DATA SECTION:
►

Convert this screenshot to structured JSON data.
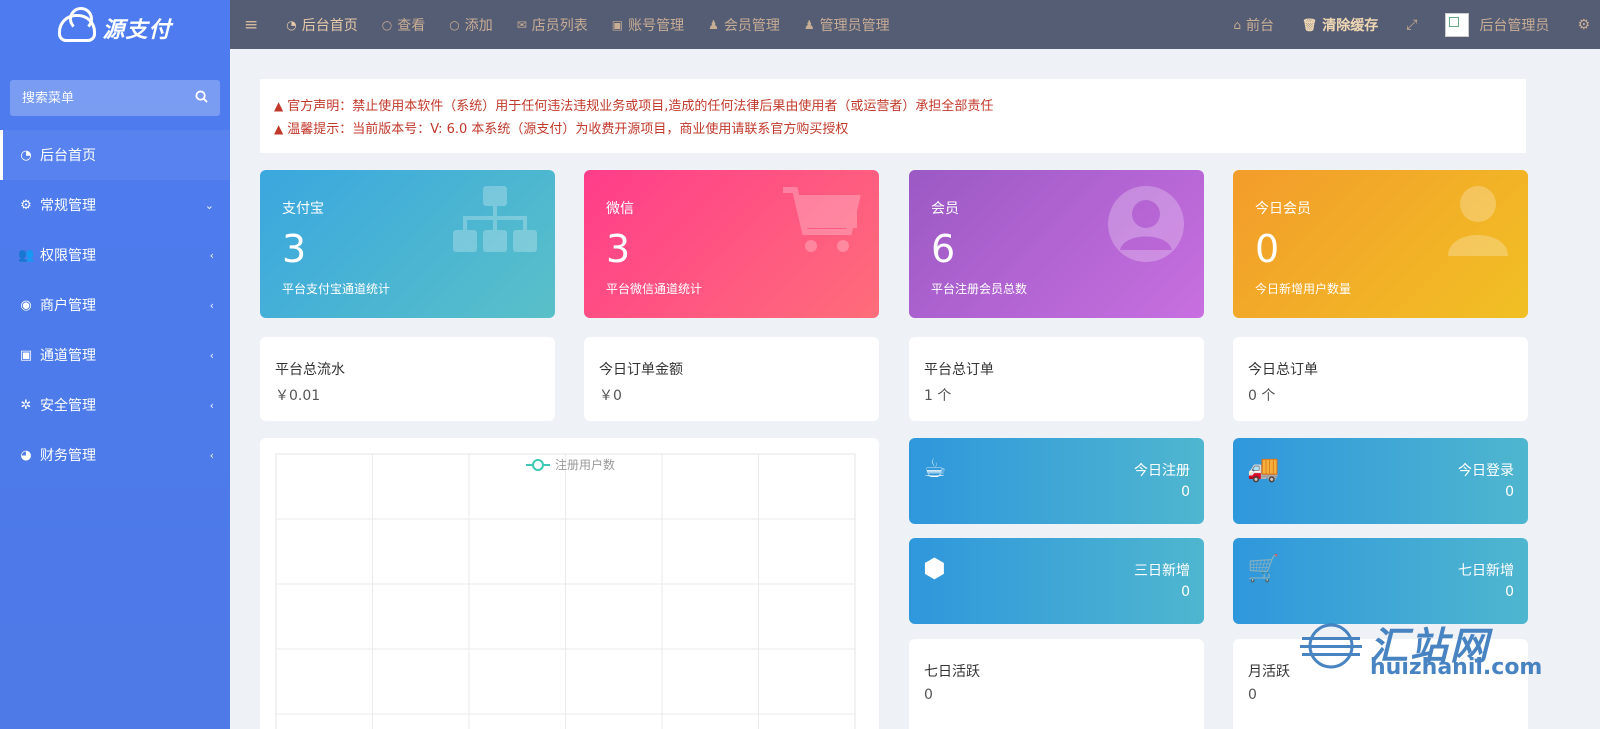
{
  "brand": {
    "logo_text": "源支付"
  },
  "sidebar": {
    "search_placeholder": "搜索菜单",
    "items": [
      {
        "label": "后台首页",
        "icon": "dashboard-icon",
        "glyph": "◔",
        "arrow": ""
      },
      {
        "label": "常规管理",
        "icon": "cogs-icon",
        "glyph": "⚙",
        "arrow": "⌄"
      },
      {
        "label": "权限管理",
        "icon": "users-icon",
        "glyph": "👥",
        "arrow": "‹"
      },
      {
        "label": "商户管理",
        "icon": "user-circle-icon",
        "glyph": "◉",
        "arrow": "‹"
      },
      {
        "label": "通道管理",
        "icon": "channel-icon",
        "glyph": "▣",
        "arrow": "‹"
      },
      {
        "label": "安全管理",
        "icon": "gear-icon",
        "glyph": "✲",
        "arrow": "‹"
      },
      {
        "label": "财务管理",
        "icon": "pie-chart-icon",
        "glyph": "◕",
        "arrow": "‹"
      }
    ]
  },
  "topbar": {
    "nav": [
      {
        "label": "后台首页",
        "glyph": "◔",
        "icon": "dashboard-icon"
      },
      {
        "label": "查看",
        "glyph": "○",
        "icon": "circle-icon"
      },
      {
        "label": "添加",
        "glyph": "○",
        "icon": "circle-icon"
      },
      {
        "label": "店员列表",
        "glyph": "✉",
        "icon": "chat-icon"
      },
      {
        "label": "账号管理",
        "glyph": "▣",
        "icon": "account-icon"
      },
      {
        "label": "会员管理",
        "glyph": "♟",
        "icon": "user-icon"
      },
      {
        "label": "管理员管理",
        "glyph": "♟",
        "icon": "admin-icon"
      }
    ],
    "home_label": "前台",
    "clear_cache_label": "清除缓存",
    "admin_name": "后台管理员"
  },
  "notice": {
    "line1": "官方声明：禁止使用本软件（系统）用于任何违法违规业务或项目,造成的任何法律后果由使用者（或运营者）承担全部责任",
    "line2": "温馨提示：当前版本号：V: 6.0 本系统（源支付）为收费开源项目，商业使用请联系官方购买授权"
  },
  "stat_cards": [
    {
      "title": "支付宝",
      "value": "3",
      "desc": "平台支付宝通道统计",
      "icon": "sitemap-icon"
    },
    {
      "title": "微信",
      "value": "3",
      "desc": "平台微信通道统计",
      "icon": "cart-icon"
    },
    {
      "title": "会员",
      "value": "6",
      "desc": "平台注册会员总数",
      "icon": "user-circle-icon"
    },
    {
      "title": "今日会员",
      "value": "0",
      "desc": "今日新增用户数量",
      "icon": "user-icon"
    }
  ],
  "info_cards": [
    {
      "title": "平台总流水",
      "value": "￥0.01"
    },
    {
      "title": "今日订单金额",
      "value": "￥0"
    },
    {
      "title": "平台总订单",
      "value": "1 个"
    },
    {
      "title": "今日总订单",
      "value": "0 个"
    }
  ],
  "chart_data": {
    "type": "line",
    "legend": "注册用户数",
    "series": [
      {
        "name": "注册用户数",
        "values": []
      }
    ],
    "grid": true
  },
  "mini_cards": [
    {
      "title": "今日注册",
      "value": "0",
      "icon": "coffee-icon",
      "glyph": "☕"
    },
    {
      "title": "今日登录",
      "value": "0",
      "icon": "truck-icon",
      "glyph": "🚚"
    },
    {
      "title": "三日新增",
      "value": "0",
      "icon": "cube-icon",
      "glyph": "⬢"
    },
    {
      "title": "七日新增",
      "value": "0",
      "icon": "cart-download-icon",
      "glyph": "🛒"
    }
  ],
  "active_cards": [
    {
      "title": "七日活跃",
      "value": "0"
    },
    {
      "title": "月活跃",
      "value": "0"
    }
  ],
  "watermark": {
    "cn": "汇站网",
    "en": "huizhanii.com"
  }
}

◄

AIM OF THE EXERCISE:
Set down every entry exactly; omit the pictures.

YOUR RESPONSE:
Convert this screenshot to structured JSON data.
{
  "brand": {
    "logo_text": "源支付"
  },
  "sidebar": {
    "search_placeholder": "搜索菜单",
    "items": [
      {
        "label": "后台首页",
        "icon": "dashboard-icon",
        "glyph": "◔",
        "arrow": ""
      },
      {
        "label": "常规管理",
        "icon": "cogs-icon",
        "glyph": "⚙",
        "arrow": "⌄"
      },
      {
        "label": "权限管理",
        "icon": "users-icon",
        "glyph": "👥",
        "arrow": "‹"
      },
      {
        "label": "商户管理",
        "icon": "user-circle-icon",
        "glyph": "◉",
        "arrow": "‹"
      },
      {
        "label": "通道管理",
        "icon": "channel-icon",
        "glyph": "▣",
        "arrow": "‹"
      },
      {
        "label": "安全管理",
        "icon": "gear-icon",
        "glyph": "✲",
        "arrow": "‹"
      },
      {
        "label": "财务管理",
        "icon": "pie-chart-icon",
        "glyph": "◕",
        "arrow": "‹"
      }
    ]
  },
  "topbar": {
    "nav": [
      {
        "label": "后台首页",
        "glyph": "◔",
        "icon": "dashboard-icon"
      },
      {
        "label": "查看",
        "glyph": "○",
        "icon": "circle-icon"
      },
      {
        "label": "添加",
        "glyph": "○",
        "icon": "circle-icon"
      },
      {
        "label": "店员列表",
        "glyph": "✉",
        "icon": "chat-icon"
      },
      {
        "label": "账号管理",
        "glyph": "▣",
        "icon": "account-icon"
      },
      {
        "label": "会员管理",
        "glyph": "♟",
        "icon": "user-icon"
      },
      {
        "label": "管理员管理",
        "glyph": "♟",
        "icon": "admin-icon"
      }
    ],
    "home_label": "前台",
    "clear_cache_label": "清除缓存",
    "admin_name": "后台管理员"
  },
  "notice": {
    "line1": "官方声明：禁止使用本软件（系统）用于任何违法违规业务或项目,造成的任何法律后果由使用者（或运营者）承担全部责任",
    "line2": "温馨提示：当前版本号：V: 6.0 本系统（源支付）为收费开源项目，商业使用请联系官方购买授权"
  },
  "stat_cards": [
    {
      "title": "支付宝",
      "value": "3",
      "desc": "平台支付宝通道统计",
      "icon": "sitemap-icon"
    },
    {
      "title": "微信",
      "value": "3",
      "desc": "平台微信通道统计",
      "icon": "cart-icon"
    },
    {
      "title": "会员",
      "value": "6",
      "desc": "平台注册会员总数",
      "icon": "user-circle-icon"
    },
    {
      "title": "今日会员",
      "value": "0",
      "desc": "今日新增用户数量",
      "icon": "user-icon"
    }
  ],
  "info_cards": [
    {
      "title": "平台总流水",
      "value": "￥0.01"
    },
    {
      "title": "今日订单金额",
      "value": "￥0"
    },
    {
      "title": "平台总订单",
      "value": "1 个"
    },
    {
      "title": "今日总订单",
      "value": "0 个"
    }
  ],
  "chart_data": {
    "type": "line",
    "legend": "注册用户数",
    "series": [
      {
        "name": "注册用户数",
        "values": []
      }
    ],
    "grid": true
  },
  "mini_cards": [
    {
      "title": "今日注册",
      "value": "0",
      "icon": "coffee-icon",
      "glyph": "☕"
    },
    {
      "title": "今日登录",
      "value": "0",
      "icon": "truck-icon",
      "glyph": "🚚"
    },
    {
      "title": "三日新增",
      "value": "0",
      "icon": "cube-icon",
      "glyph": "⬢"
    },
    {
      "title": "七日新增",
      "value": "0",
      "icon": "cart-download-icon",
      "glyph": "🛒"
    }
  ],
  "active_cards": [
    {
      "title": "七日活跃",
      "value": "0"
    },
    {
      "title": "月活跃",
      "value": "0"
    }
  ],
  "watermark": {
    "cn": "汇站网",
    "en": "huizhanii.com"
  }
}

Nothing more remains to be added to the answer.